How to Bleach Hard Wood Floors
Bleaching your hardwood floor is an option when you have stubborn stains that will not disappear. There are three common methods for wood beaching: household bleach, oxalic acid, or a two-part kit containing hydrogen peroxide and sodium hydroxide. Choose a method based on the stain composition.
Household bleach--the weakest type--treats ink stains, blood, juice spills and similar stains. Oxalic acid tackles black discoloration from age, water damage or rust stains. A two-part bleach kit--the strongest form--is usually reserved as a last resort.
Things You Will Need
- Sandpaper or chemical stripper
- Shock treatment for swimming pools (dry calcium or sodium hypochlorite)
- Chlorine bleach
- Plastic container
- Stiff-bristled brush
- Soft, dry rag
- Oxalic acid
- Hydrogen peroxide
- Sodium hydroxide
Sand the floor where you wish to bleach it to remove existing finish. Wipe on a chemical stripper if necessary to remove all the finish. Sanding is better, as you might sand some of the stain away while you work.
Mix shock treatment for swimming pools (dry calcium or sodium hypochlorite) with hot water in a plastic container. Use liquid household chlorine bleach if preferred, pouring a couple teaspoons at a time to the stained surface. Work either shock treatment or household bleach into the wood and stain, brushing it in with a stiff-bristled brush. Wait at least 10 minutes before wiping off with a soft, dry rag. Reapply if stain persists, leaving bleach on up to 24 hours.
Wipe remaining bleach off the stained area with a soft cloth. Pour a 1/4 cup of vinegar on the area to neutralize the bleach. Rinse with water. Avoid using excessive amounts of liquid, which may swell the wood. Wipe the water off immediately and allow the stained area to dry overnight.
Strip your hardwood floor finish off by either sanding it or applying a chemical stripper. Wipe off to clean before applying bleach.
Dissolve 2 oz. of oxalic acid in a quart of water, using a plastic container to mix. Use very hot water for best results.
Brush the oxalic acid solution on to the hardwood floor stain, using a stiff-bristled brush. Allow the oxalic acid to remain until the stain lightens; reapply as necessary and scrub again with the brush.
Wipe the oxalic acid solution up with a soft rag once the stain lightens. Rinse with 1/4 cup vinegar, then wipe away. Follow with a water rinse, using enough to saturate entire area. Dry with your cloth and allow to air dry at least 24 hours.
Strip wood of finish with a chemical stripper or by sanding. Clean dust or residue before continuing.
Dampen the stained area of hardwood flooring with a sponge to prevent the wood from soaking up too much bleach.

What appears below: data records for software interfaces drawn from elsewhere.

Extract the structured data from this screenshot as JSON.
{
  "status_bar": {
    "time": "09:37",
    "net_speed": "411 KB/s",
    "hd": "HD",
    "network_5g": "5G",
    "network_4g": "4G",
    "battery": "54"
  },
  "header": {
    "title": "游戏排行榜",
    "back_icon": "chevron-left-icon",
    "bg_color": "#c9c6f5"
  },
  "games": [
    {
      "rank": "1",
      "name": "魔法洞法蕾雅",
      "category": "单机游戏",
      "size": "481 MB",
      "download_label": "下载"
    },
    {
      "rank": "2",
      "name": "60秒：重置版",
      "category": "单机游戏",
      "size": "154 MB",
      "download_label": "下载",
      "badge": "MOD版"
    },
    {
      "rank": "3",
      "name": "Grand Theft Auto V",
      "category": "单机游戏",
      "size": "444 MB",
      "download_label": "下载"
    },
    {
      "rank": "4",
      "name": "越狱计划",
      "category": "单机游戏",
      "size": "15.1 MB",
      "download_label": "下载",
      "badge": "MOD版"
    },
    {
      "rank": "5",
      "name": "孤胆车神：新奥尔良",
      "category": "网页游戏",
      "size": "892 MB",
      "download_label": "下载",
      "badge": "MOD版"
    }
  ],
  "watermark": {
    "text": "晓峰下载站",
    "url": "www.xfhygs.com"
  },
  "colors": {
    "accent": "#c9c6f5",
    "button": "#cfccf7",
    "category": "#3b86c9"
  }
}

Mix the two ingredients of the bleach kit together, in a plastic container, following any product instructions provided. Immediately paint the bleach on the the wood floor stain, using a stiff-bristled brush.
Wait about 10 minutes before checking the stain progress. Wipe off with a rag, and reapply if necessary. Rinse with water when complete; the two-part bleach kits contain their own bleach neutralizer. Do not refinish the bleached area for at least 24 hours.
Bleaching may make it hard to blend a new finish with the surrounding old finish. Bleaching can also cause raised grain patterns.
Always wear rubber gloves when applying bleach, and make sure there is adequate ventilation. Avoid breathing powder bleach particles as well.
The Drip Cap
- Bleaching your hardwood floor is an option when you have stubborn stains that will not disappear.
- Reapply if stain persists, leaving bleach on up to 24 hours.
- Pour a 1/4 cup of vinegar on the area to neutralize the bleach.
- Brush the oxalic acid solution on to the hardwood floor stain, using a stiff-bristled brush.
- Dry with your cloth and allow to air dry at least 24 hours.
- Strip wood of finish with a chemical stripper or by sanding.
- Rinse with water when complete; the two-part bleach kits contain their own bleach neutralizer.
- Do not refinish the bleached area for at least 24 hours.
Karie Fay earned a Bachelor of Science in psychology with a minor in law from the University of Arkansas at Monticello. After growing up in construction and with more than 30 years in the field, she believes a girl can swing a hammer with the best of them. She enjoys "green" or innovative solutions and unusual construction.
- Joe Ginsberg/Photodisc/Getty Images
- Joe Ginsberg/Photodisc/Getty Images